• [MATERIAL FOR THE TASK]

------

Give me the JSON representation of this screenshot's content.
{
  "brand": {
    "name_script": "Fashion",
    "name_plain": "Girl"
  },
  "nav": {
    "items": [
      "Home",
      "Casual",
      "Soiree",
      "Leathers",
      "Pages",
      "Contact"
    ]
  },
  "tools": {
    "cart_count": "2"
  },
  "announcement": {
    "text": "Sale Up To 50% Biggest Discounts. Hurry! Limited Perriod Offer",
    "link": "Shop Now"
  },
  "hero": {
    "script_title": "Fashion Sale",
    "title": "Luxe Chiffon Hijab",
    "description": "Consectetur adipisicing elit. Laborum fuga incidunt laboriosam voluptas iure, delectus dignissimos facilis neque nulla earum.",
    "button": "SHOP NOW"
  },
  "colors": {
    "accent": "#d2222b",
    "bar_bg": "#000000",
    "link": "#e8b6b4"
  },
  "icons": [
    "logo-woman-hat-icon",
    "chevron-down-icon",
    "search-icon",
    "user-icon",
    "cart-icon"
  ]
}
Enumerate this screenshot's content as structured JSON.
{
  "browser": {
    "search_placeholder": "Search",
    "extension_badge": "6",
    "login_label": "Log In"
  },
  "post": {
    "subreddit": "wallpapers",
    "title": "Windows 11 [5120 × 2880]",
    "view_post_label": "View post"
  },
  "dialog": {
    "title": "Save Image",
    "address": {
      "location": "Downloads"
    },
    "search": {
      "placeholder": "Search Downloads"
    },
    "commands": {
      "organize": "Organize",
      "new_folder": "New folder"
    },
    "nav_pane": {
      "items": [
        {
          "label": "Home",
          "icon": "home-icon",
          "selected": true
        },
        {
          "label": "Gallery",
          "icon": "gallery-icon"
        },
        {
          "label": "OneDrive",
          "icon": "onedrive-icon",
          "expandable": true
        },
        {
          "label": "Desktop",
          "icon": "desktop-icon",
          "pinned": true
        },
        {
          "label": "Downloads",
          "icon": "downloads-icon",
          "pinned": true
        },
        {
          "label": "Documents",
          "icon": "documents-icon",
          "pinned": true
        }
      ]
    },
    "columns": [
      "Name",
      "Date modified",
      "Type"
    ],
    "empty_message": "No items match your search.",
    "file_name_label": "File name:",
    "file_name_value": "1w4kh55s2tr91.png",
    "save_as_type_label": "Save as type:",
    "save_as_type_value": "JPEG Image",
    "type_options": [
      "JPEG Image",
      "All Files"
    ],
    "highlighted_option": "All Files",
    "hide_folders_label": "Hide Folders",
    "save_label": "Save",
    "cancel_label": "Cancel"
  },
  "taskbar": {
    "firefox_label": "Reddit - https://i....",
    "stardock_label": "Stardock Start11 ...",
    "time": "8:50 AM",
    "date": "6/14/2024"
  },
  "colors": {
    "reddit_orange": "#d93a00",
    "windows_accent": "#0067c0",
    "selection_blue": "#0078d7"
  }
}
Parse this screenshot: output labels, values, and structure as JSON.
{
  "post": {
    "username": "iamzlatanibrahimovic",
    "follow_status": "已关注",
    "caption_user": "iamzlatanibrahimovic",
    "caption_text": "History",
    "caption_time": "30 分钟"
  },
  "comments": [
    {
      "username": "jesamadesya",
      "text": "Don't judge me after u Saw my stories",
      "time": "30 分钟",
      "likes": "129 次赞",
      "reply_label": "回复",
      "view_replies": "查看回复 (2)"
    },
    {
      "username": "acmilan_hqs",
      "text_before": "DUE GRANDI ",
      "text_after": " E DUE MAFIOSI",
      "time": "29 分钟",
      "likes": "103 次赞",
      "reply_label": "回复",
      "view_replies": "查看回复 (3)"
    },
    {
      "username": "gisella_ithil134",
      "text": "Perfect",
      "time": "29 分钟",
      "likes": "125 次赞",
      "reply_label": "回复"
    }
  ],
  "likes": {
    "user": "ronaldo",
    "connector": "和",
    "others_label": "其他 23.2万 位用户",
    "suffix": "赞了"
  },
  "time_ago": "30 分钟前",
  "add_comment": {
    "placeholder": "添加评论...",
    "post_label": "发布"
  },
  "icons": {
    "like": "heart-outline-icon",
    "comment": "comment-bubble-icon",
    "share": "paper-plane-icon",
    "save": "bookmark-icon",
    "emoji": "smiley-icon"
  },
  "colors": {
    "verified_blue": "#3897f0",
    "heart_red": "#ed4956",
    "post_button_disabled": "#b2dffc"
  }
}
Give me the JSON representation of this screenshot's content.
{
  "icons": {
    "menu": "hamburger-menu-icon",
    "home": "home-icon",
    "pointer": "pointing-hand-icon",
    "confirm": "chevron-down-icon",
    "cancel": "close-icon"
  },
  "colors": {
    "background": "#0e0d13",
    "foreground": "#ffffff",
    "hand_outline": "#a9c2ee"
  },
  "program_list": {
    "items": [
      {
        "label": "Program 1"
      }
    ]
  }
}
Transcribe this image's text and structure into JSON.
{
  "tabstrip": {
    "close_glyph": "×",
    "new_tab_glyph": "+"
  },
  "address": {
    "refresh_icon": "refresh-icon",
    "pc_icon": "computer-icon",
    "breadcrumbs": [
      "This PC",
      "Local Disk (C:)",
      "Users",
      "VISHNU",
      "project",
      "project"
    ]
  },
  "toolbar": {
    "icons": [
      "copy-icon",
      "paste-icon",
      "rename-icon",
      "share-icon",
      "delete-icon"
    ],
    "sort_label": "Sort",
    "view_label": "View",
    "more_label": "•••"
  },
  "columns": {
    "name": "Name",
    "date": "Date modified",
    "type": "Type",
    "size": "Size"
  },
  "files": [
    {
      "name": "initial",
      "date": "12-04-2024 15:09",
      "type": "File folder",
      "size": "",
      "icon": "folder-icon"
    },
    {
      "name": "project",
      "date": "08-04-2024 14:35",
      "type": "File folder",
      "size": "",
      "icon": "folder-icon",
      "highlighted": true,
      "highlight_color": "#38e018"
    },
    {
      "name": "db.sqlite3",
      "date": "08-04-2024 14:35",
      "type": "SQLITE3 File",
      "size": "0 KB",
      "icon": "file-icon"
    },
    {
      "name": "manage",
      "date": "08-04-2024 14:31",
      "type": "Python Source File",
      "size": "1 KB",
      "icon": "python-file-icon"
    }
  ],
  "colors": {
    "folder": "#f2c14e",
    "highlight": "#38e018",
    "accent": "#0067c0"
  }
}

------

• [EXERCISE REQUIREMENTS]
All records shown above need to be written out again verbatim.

• [RESULT OF THIS EXERCISE]
Give me the JSON representation of this screenshot's content.
{
  "brand": {
    "name_script": "Fashion",
    "name_plain": "Girl"
  },
  "nav": {
    "items": [
      "Home",
      "Casual",
      "Soiree",
      "Leathers",
      "Pages",
      "Contact"
    ]
  },
  "tools": {
    "cart_count": "2"
  },
  "announcement": {
    "text": "Sale Up To 50% Biggest Discounts. Hurry! Limited Perriod Offer",
    "link": "Shop Now"
  },
  "hero": {
    "script_title": "Fashion Sale",
    "title": "Luxe Chiffon Hijab",
    "description": "Consectetur adipisicing elit. Laborum fuga incidunt laboriosam voluptas iure, delectus dignissimos facilis neque nulla earum.",
    "button": "SHOP NOW"
  },
  "colors": {
    "accent": "#d2222b",
    "bar_bg": "#000000",
    "link": "#e8b6b4"
  },
  "icons": [
    "logo-woman-hat-icon",
    "chevron-down-icon",
    "search-icon",
    "user-icon",
    "cart-icon"
  ]
}
Enumerate this screenshot's content as structured JSON.
{
  "browser": {
    "search_placeholder": "Search",
    "extension_badge": "6",
    "login_label": "Log In"
  },
  "post": {
    "subreddit": "wallpapers",
    "title": "Windows 11 [5120 × 2880]",
    "view_post_label": "View post"
  },
  "dialog": {
    "title": "Save Image",
    "address": {
      "location": "Downloads"
    },
    "search": {
      "placeholder": "Search Downloads"
    },
    "commands": {
      "organize": "Organize",
      "new_folder": "New folder"
    },
    "nav_pane": {
      "items": [
        {
          "label": "Home",
          "icon": "home-icon",
          "selected": true
        },
        {
          "label": "Gallery",
          "icon": "gallery-icon"
        },
        {
          "label": "OneDrive",
          "icon": "onedrive-icon",
          "expandable": true
        },
        {
          "label": "Desktop",
          "icon": "desktop-icon",
          "pinned": true
        },
        {
          "label": "Downloads",
          "icon": "downloads-icon",
          "pinned": true
        },
        {
          "label": "Documents",
          "icon": "documents-icon",
          "pinned": true
        }
      ]
    },
    "columns": [
      "Name",
      "Date modified",
      "Type"
    ],
    "empty_message": "No items match your search.",
    "file_name_label": "File name:",
    "file_name_value": "1w4kh55s2tr91.png",
    "save_as_type_label": "Save as type:",
    "save_as_type_value": "JPEG Image",
    "type_options": [
      "JPEG Image",
      "All Files"
    ],
    "highlighted_option": "All Files",
    "hide_folders_label": "Hide Folders",
    "save_label": "Save",
    "cancel_label": "Cancel"
  },
  "taskbar": {
    "firefox_label": "Reddit - https://i....",
    "stardock_label": "Stardock Start11 ...",
    "time": "8:50 AM",
    "date": "6/14/2024"
  },
  "colors": {
    "reddit_orange": "#d93a00",
    "windows_accent": "#0067c0",
    "selection_blue": "#0078d7"
  }
}
Parse this screenshot: output labels, values, and structure as JSON.
{
  "post": {
    "username": "iamzlatanibrahimovic",
    "follow_status": "已关注",
    "caption_user": "iamzlatanibrahimovic",
    "caption_text": "History",
    "caption_time": "30 分钟"
  },
  "comments": [
    {
      "username": "jesamadesya",
      "text": "Don't judge me after u Saw my stories",
      "time": "30 分钟",
      "likes": "129 次赞",
      "reply_label": "回复",
      "view_replies": "查看回复 (2)"
    },
    {
      "username": "acmilan_hqs",
      "text_before": "DUE GRANDI ",
      "text_after": " E DUE MAFIOSI",
      "time": "29 分钟",
      "likes": "103 次赞",
      "reply_label": "回复",
      "view_replies": "查看回复 (3)"
    },
    {
      "username": "gisella_ithil134",
      "text": "Perfect",
      "time": "29 分钟",
      "likes": "125 次赞",
      "reply_label": "回复"
    }
  ],
  "likes": {
    "user": "ronaldo",
    "connector": "和",
    "others_label": "其他 23.2万 位用户",
    "suffix": "赞了"
  },
  "time_ago": "30 分钟前",
  "add_comment": {
    "placeholder": "添加评论...",
    "post_label": "发布"
  },
  "icons": {
    "like": "heart-outline-icon",
    "comment": "comment-bubble-icon",
    "share": "paper-plane-icon",
    "save": "bookmark-icon",
    "emoji": "smiley-icon"
  },
  "colors": {
    "verified_blue": "#3897f0",
    "heart_red": "#ed4956",
    "post_button_disabled": "#b2dffc"
  }
}
Give me the JSON representation of this screenshot's content.
{
  "icons": {
    "menu": "hamburger-menu-icon",
    "home": "home-icon",
    "pointer": "pointing-hand-icon",
    "confirm": "chevron-down-icon",
    "cancel": "close-icon"
  },
  "colors": {
    "background": "#0e0d13",
    "foreground": "#ffffff",
    "hand_outline": "#a9c2ee"
  },
  "program_list": {
    "items": [
      {
        "label": "Program 1"
      }
    ]
  }
}
Transcribe this image's text and structure into JSON.
{
  "tabstrip": {
    "close_glyph": "×",
    "new_tab_glyph": "+"
  },
  "address": {
    "refresh_icon": "refresh-icon",
    "pc_icon": "computer-icon",
    "breadcrumbs": [
      "This PC",
      "Local Disk (C:)",
      "Users",
      "VISHNU",
      "project",
      "project"
    ]
  },
  "toolbar": {
    "icons": [
      "copy-icon",
      "paste-icon",
      "rename-icon",
      "share-icon",
      "delete-icon"
    ],
    "sort_label": "Sort",
    "view_label": "View",
    "more_label": "•••"
  },
  "columns": {
    "name": "Name",
    "date": "Date modified",
    "type": "Type",
    "size": "Size"
  },
  "files": [
    {
      "name": "initial",
      "date": "12-04-2024 15:09",
      "type": "File folder",
      "size": "",
      "icon": "folder-icon"
    },
    {
      "name": "project",
      "date": "08-04-2024 14:35",
      "type": "File folder",
      "size": "",
      "icon": "folder-icon",
      "highlighted": true,
      "highlight_color": "#38e018"
    },
    {
      "name": "db.sqlite3",
      "date": "08-04-2024 14:35",
      "type": "SQLITE3 File",
      "size": "0 KB",
      "icon": "file-icon"
    },
    {
      "name": "manage",
      "date": "08-04-2024 14:31",
      "type": "Python Source File",
      "size": "1 KB",
      "icon": "python-file-icon"
    }
  ],
  "colors": {
    "folder": "#f2c14e",
    "highlight": "#38e018",
    "accent": "#0067c0"
  }
}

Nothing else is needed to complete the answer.